Write out each record exactly and skip every image.

Dataset excerpts
┌──

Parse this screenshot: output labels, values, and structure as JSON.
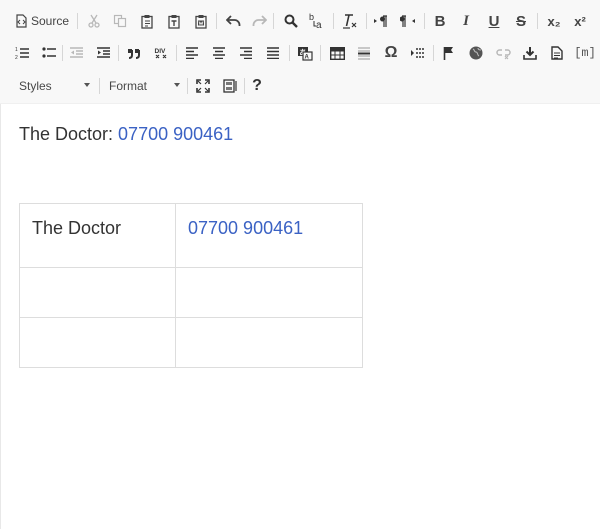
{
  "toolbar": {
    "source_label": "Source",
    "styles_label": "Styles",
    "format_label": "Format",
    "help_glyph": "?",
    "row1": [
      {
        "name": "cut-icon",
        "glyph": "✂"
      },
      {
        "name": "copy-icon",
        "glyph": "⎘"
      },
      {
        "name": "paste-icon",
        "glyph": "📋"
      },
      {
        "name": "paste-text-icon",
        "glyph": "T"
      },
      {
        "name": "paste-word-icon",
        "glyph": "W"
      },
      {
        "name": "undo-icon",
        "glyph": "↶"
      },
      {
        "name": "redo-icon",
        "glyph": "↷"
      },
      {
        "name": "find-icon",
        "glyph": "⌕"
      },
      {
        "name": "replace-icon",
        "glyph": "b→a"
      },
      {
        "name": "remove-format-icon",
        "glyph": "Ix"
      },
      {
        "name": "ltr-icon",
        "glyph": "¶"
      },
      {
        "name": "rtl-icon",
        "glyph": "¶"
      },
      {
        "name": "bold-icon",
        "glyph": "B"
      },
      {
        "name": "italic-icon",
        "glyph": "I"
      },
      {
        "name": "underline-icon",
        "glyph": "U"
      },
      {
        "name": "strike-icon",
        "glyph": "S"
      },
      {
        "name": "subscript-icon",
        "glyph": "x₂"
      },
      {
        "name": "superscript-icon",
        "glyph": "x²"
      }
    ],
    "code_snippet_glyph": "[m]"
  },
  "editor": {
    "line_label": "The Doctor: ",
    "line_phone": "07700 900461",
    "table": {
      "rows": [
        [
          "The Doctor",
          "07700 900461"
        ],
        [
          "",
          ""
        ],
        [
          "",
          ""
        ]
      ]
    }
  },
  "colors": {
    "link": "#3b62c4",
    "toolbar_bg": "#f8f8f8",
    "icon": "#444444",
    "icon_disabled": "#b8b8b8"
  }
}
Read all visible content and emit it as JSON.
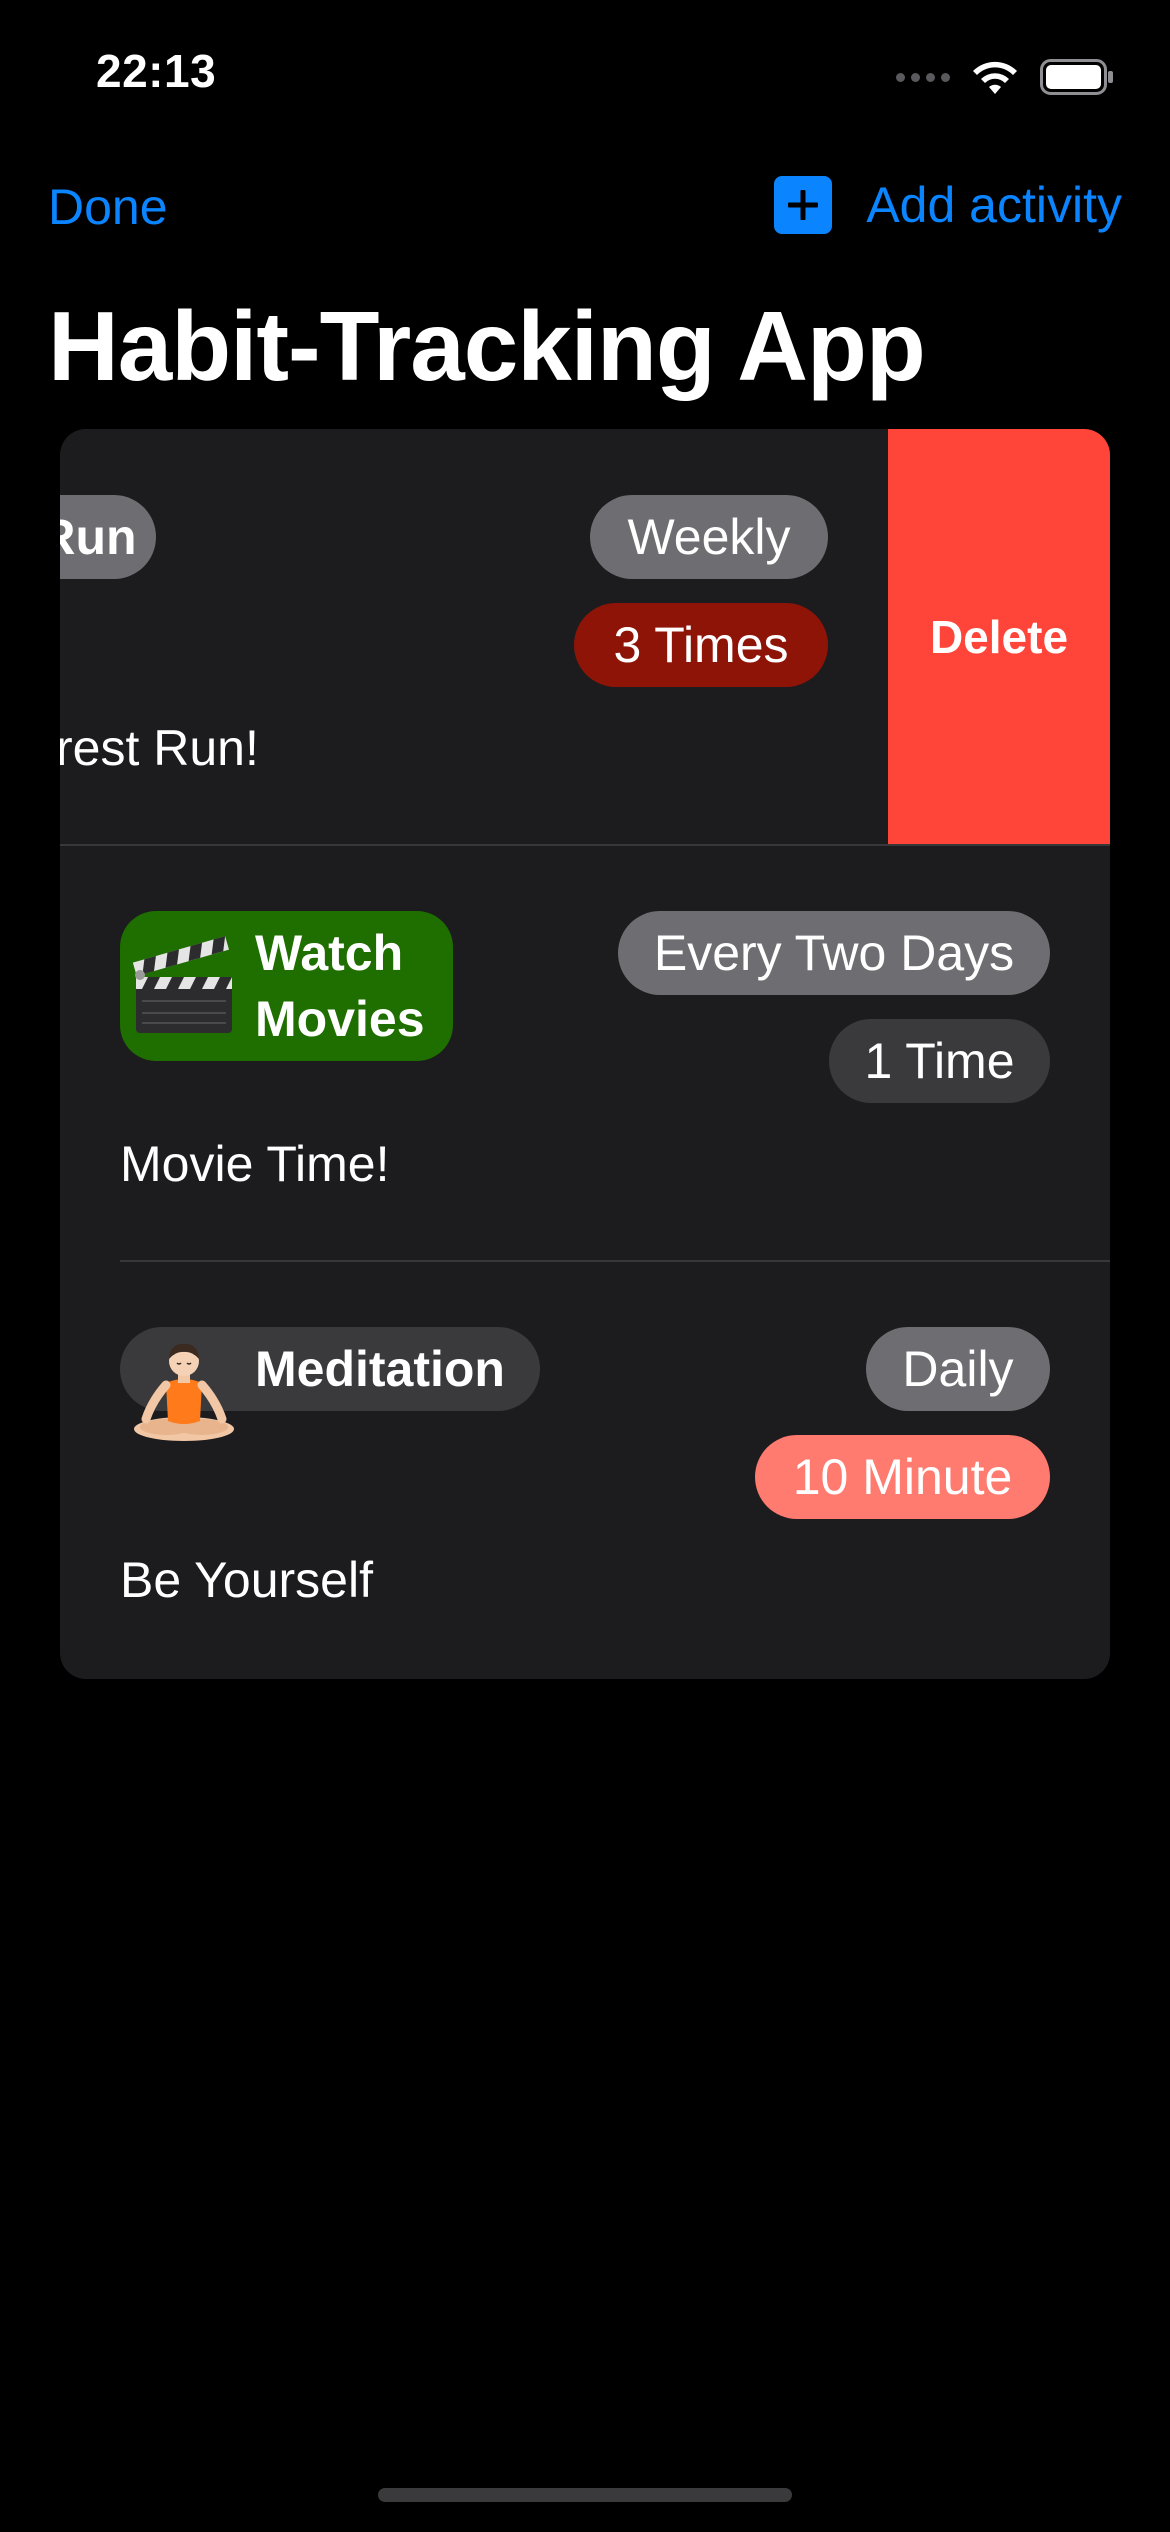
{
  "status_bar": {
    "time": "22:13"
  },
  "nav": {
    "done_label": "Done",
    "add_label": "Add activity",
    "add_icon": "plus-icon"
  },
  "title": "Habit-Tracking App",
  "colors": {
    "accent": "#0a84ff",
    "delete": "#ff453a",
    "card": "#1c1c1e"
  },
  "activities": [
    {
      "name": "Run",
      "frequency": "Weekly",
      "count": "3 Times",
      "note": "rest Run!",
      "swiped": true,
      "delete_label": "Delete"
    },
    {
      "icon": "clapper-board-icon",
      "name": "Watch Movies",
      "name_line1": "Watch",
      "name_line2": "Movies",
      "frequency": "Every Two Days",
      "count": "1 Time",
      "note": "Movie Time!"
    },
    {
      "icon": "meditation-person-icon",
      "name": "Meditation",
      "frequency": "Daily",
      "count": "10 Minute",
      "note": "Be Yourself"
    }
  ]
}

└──

*Response area*:
Parse this screenshot: output labels, values, and structure as JSON.
{
  "toolbar": {
    "source_label": "Source",
    "styles_label": "Styles",
    "format_label": "Format",
    "help_glyph": "?",
    "row1": [
      {
        "name": "cut-icon",
        "glyph": "✂"
      },
      {
        "name": "copy-icon",
        "glyph": "⎘"
      },
      {
        "name": "paste-icon",
        "glyph": "📋"
      },
      {
        "name": "paste-text-icon",
        "glyph": "T"
      },
      {
        "name": "paste-word-icon",
        "glyph": "W"
      },
      {
        "name": "undo-icon",
        "glyph": "↶"
      },
      {
        "name": "redo-icon",
        "glyph": "↷"
      },
      {
        "name": "find-icon",
        "glyph": "⌕"
      },
      {
        "name": "replace-icon",
        "glyph": "b→a"
      },
      {
        "name": "remove-format-icon",
        "glyph": "Ix"
      },
      {
        "name": "ltr-icon",
        "glyph": "¶"
      },
      {
        "name": "rtl-icon",
        "glyph": "¶"
      },
      {
        "name": "bold-icon",
        "glyph": "B"
      },
      {
        "name": "italic-icon",
        "glyph": "I"
      },
      {
        "name": "underline-icon",
        "glyph": "U"
      },
      {
        "name": "strike-icon",
        "glyph": "S"
      },
      {
        "name": "subscript-icon",
        "glyph": "x₂"
      },
      {
        "name": "superscript-icon",
        "glyph": "x²"
      }
    ],
    "code_snippet_glyph": "[m]"
  },
  "editor": {
    "line_label": "The Doctor: ",
    "line_phone": "07700 900461",
    "table": {
      "rows": [
        [
          "The Doctor",
          "07700 900461"
        ],
        [
          "",
          ""
        ],
        [
          "",
          ""
        ]
      ]
    }
  },
  "colors": {
    "link": "#3b62c4",
    "toolbar_bg": "#f8f8f8",
    "icon": "#444444",
    "icon_disabled": "#b8b8b8"
  }
}
Read all visible content and emit it as JSON.
{
  "status_bar": {
    "time": "22:13"
  },
  "nav": {
    "done_label": "Done",
    "add_label": "Add activity",
    "add_icon": "plus-icon"
  },
  "title": "Habit-Tracking App",
  "colors": {
    "accent": "#0a84ff",
    "delete": "#ff453a",
    "card": "#1c1c1e"
  },
  "activities": [
    {
      "name": "Run",
      "frequency": "Weekly",
      "count": "3 Times",
      "note": "rest Run!",
      "swiped": true,
      "delete_label": "Delete"
    },
    {
      "icon": "clapper-board-icon",
      "name": "Watch Movies",
      "name_line1": "Watch",
      "name_line2": "Movies",
      "frequency": "Every Two Days",
      "count": "1 Time",
      "note": "Movie Time!"
    },
    {
      "icon": "meditation-person-icon",
      "name": "Meditation",
      "frequency": "Daily",
      "count": "10 Minute",
      "note": "Be Yourself"
    }
  ]
}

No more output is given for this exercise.